Parks are another example of a powerful site to apply queer ecological thinking. According to Sandilands, parks aren’t neutral spaces—rather, they’re built to promote certain behaviors, such as outdoor recreation, and eliminate other behaviors, such as Indigenous harvesting in national parks, or public sex in urban parks. “Parks tend to explicitly exclude activities that are considered antithetical to a moral order,” she said.
In 1997, two performance artists, Shawna Dempsey and Lorri Millan, turned that order on its head with the first installment of the Lesbian National Parks and Services at Banff National Park in Alberta, Canada. As lesbian park rangers, they asked park visitors to notice the absence of queerness in the park and in conservation efforts. “While you are in the park today, take the time to look around and question the heterosexual model. Ask yourself, What is nature?' Ask yourself, 'What is natural?’ And please, be careful not to step on any lesbians,” read the brochure that Dempsey and Millan handed out.
Queer ecology has offerings for scientists who study the nonhuman world too, according to Cesar Estien, a PhD candidate at the University of California, Berkeley. There, Estien studies how cities influence the health and behavior of wildlife. He’s argued that his field, urban ecology, has much to gain from adopting a queer lens.

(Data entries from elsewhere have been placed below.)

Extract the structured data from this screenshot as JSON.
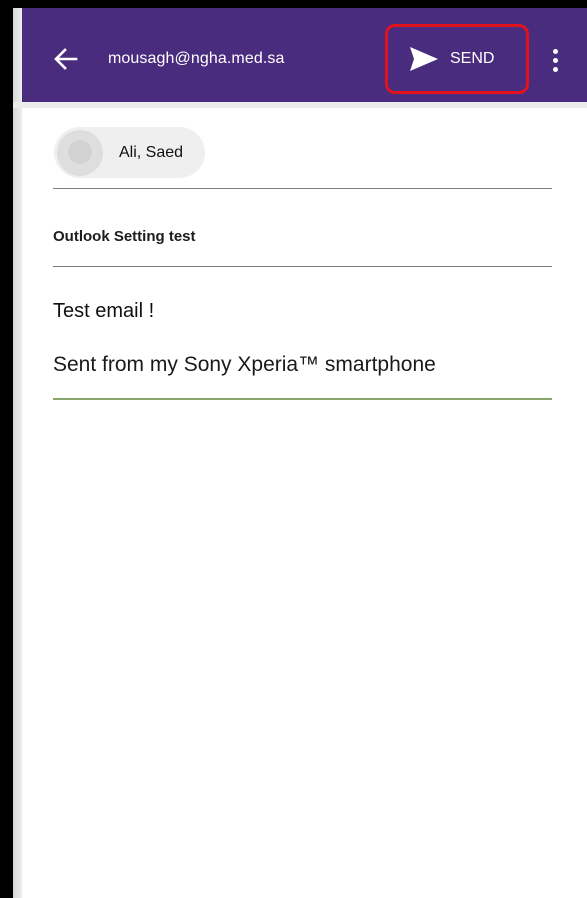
{
  "header": {
    "account_email": "mousagh@ngha.med.sa",
    "send_label": "SEND",
    "back_icon": "arrow-left-icon",
    "send_icon": "send-icon",
    "more_icon": "more-vert-icon"
  },
  "compose": {
    "recipients": [
      {
        "name": "Ali, Saed"
      }
    ],
    "subject": "Outlook Setting test",
    "body_lines": [
      "Test email !",
      "Sent from my Sony Xperia™ smartphone"
    ]
  },
  "colors": {
    "app_bar": "#4a2c7e",
    "highlight": "#e0131c",
    "focus_underline": "#8aa56c"
  }
}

To Estien, queer ecology has a number of different effects on ecological science, including always considering how humans are deeply connected to and affected by ecosystems, removing the hierarchy that places humans above other species, and interrupting anthropocentric thinking. Approaching urban ecology with a queer lens means he thinks about cities as spaces not only for humans but also for animals.

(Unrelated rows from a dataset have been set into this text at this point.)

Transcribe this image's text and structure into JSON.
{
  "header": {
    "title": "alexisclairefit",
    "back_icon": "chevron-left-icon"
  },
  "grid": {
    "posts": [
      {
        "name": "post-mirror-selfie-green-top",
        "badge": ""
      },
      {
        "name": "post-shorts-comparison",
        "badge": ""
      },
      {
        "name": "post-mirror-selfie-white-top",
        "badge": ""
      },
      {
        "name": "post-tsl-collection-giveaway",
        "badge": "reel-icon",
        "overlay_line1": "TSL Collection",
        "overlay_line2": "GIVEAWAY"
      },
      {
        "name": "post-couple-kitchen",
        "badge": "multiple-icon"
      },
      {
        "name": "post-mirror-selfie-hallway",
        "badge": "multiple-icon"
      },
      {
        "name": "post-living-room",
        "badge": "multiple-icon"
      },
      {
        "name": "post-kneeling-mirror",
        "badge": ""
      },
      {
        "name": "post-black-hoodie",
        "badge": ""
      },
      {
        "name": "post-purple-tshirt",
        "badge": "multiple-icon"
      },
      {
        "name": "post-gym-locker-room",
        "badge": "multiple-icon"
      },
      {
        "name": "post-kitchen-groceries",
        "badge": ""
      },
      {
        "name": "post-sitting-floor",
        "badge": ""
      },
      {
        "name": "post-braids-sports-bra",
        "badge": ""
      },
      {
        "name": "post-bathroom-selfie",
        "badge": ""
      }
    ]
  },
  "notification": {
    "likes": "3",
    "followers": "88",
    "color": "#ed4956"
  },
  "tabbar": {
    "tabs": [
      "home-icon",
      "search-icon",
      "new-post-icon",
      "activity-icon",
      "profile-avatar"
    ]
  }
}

“Seeing animals as these individuals that also participate in urban social life a bit more explicitly helps frame [new questions] like 'What are the consequences of discrimination and racist policies on urban life at large?'" he said.
For example, animals in urban settings are often referred to as pests, vermin, or a nuisance. To Estien, queer ecology asks researchers and managers to conceive of urban wildlife as cohabitants of the city—neither more or less deserving of a good life than us humans. “How do we shift our questions away from how to prevent animals from being in a certain space to instead thinking about creating better cities that have really good outcomes for both people and wildlife?” he said.

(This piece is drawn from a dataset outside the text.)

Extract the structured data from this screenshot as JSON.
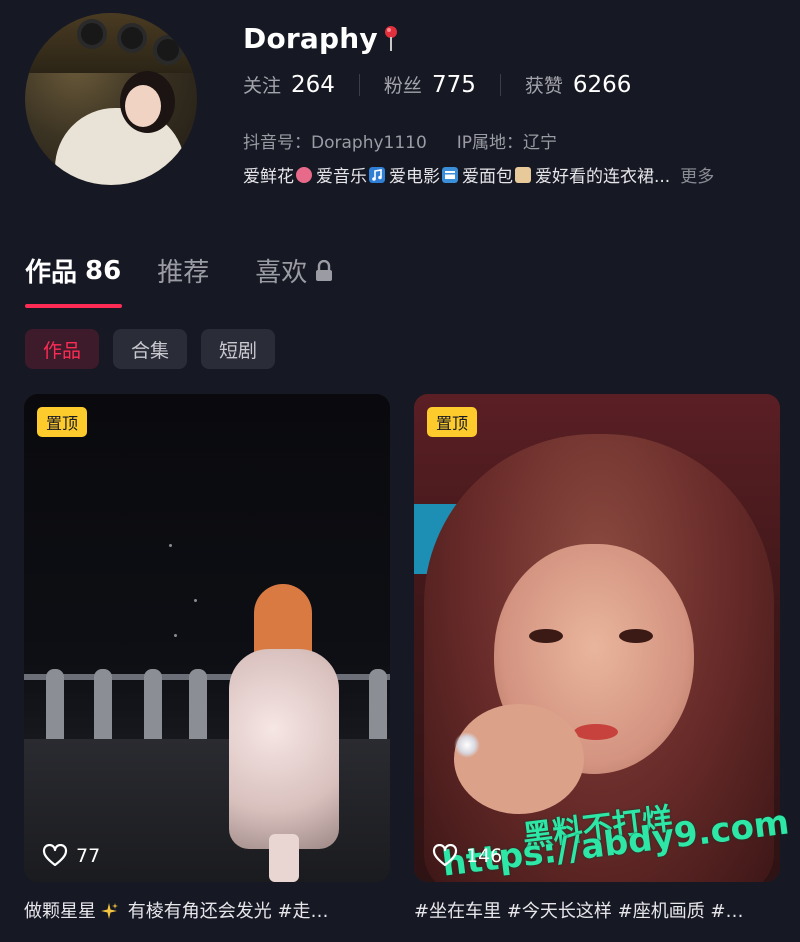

Queer theory alters how Estien interacts with his study species, the coyote, which he says is a curious and resourceful, rather than threatening and predatory, animal. A forthcoming academic article by Estien details how understanding urban coyotes as marginalized ecological beings can create a deeper understanding of their behavior.
If it all sounds ambiguous, that’s part of the point, to Estien. “I’m still grappling with how to leverage this for empirical work,” he said. “It's almost our second nature as humans to look at something and go, ‘What does this mean? And what can I take from it?’ But maybe sitting with just that feeling of ‘What does this do?’ is enough, and maybe that can get us somewhere, eventually.”
For more queer ecology:
- Read about how Indigenous nonbinary performance artist Uýra Sodoma is working to protect the Amazon rainforest.
- Check out drag queen and activist Pattie Gonia, who works to make the outdoors inclusive and accessible for all.
- Listen to Estien talk about how queer ecology has impacted his relationship with his study subject: the urban coyote.
- Read this climate-fiction short story by writer Ada Patterson about an ecological disaster where only trans girls survive.